I think Mount Howitt is my favourite mountain in the state.
It’s a wonderful peak that feels nice and remote, that sits on ancient trade routes, at the confluence of the Howqua, Wonnangatta and Macalister Rivers. Its always a bit of work to get into – there are no roads within about 7 kilometres.
The mountain is surrounded by deep valleys, where forests of Manna Gum dominate. As you climb to higher altitudes, Mountain Gum – Snow Gum forests begin to dominate, then eventually you climb above tree line. The summit plateau is a broad area, almost like a plain, and holds snow well into spring on the east side, while on the west, the Howitt Spur drops steeply to the Howqua Valley.
The hard way in is up Howitt Spur, from the Howqua. Follow the old 4WD upriver to where the river splits into north and south branches, then upwards. Its a good few hours of hard walking to the tree line, as Mt Magdala rises up on your south side, and finally that wonderful view back out west along the Howqua valley, the calls of Currawong and Ravens, that nice open summit and the steep drop of the north face. There are many others, of course, the through walk on the Alpine Walking Track, up Stanley Name Spur onto the Crosscut, or the easiest way in – from the Howitt Road, across several k’s of undulating snow gum and meadows.

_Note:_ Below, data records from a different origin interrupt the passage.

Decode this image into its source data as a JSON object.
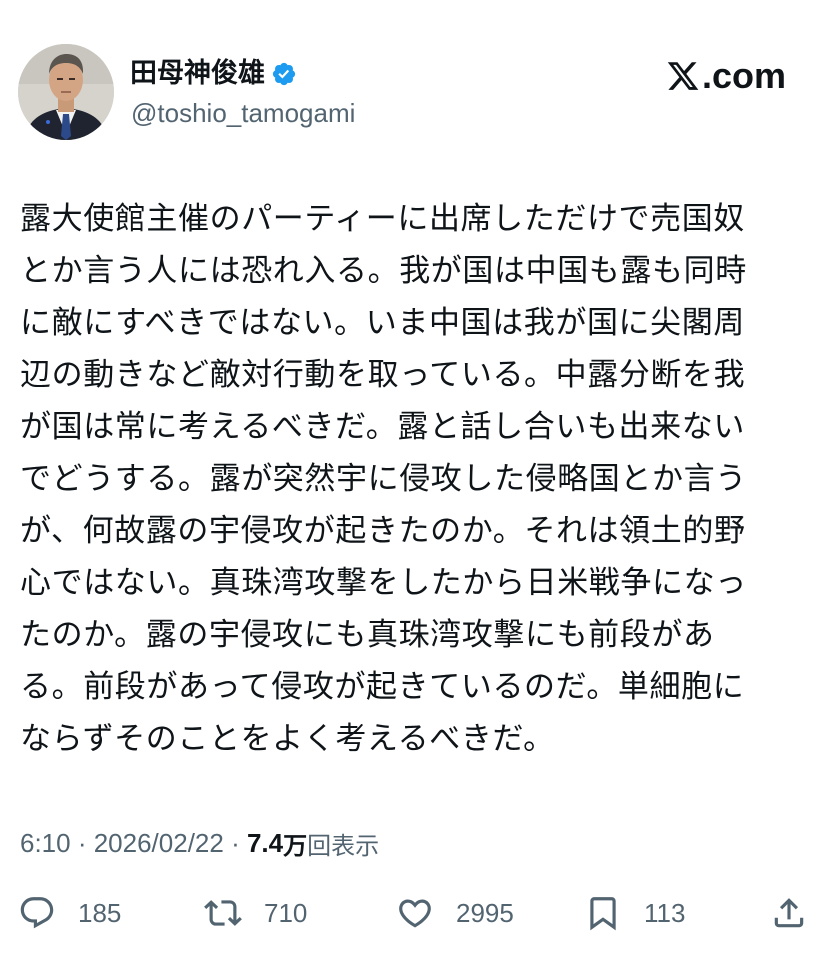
{
  "author": {
    "display_name": "田母神俊雄",
    "handle": "@toshio_tamogami",
    "verified": true,
    "verified_color": "#1d9bf0"
  },
  "brand": {
    "label": ".com",
    "icon": "x-logo-icon"
  },
  "tweet": {
    "text": "露大使館主催のパーティーに出席しただけで売国奴\nとか言う人には恐れ入る。我が国は中国も露も同時\nに敵にすべきではない。いま中国は我が国に尖閣周\n辺の動きなど敵対行動を取っている。中露分断を我\nが国は常に考えるべきだ。露と話し合いも出来ない\nでどうする。露が突然宇に侵攻した侵略国とか言う\nが、何故露の宇侵攻が起きたのか。それは領土的野\n心ではない。真珠湾攻撃をしたから日米戦争になっ\nたのか。露の宇侵攻にも真珠湾攻撃にも前段があ\nる。前段があって侵攻が起きているのだ。単細胞に\nならずそのことをよく考えるべきだ。"
  },
  "meta": {
    "time": "6:10",
    "separator": " · ",
    "date": "2026/02/22",
    "separator2": " · ",
    "views_count": "7.4",
    "views_unit": "万",
    "views_label": "回表示"
  },
  "actions": {
    "replies": "185",
    "reposts": "710",
    "likes": "2995",
    "bookmarks": "113"
  },
  "colors": {
    "text": "#0f1419",
    "secondary": "#536471",
    "background": "#ffffff"
  }
}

Aboriginal people used the King and Howqua areas as major trade routes across the Great Dividing Range from Gippsland into western and central Victoria, including over Mount Howitt itself. They also had several quarries in the area that yielded the hard greenstone which was highly valued for tools and weapons. This is the headwaters of Taungurung country, the Goulburn River people. There were nine clans of the Taungurung. According to the Delatite Indigenous Reference Group, the Yowung illum balluk, or stone dwelling people, lived on the Delatite River and up into the mountains around Howitt. Over the east and south side is Gunnai/ Kurnai country (some researchers say that the Braiakaulung of the Gunnai/ Kurnai were also associated with the mountain).
Early European accounts talk of the trails up along the high country and the early gold miners followed trade routes up the Howqua River. Fison and Howitt, in their work on the Kurnai people, first published in 1880, tell the story of a Gippsland warrior retreating into the mountains, chased by settlers. He lead them way up into the hills, finally disappearing somewhere on the Howitt Plains, something like 150 km from where the pursuit started.
Farmers from the Mansfield plains claimed it for a while, summer grazing their cows on the alpine pastures, and loggers ventured into the deep vallies below from about the 1940s. But up on top, the flowers are coming back – the cows are long gone – and the streams rip up the old four wheel drive tracks in the spring floods and each year it seems that bit more remote from the 21st century, a rarity and a blessing.
In the mist – a journey to Mt Howitt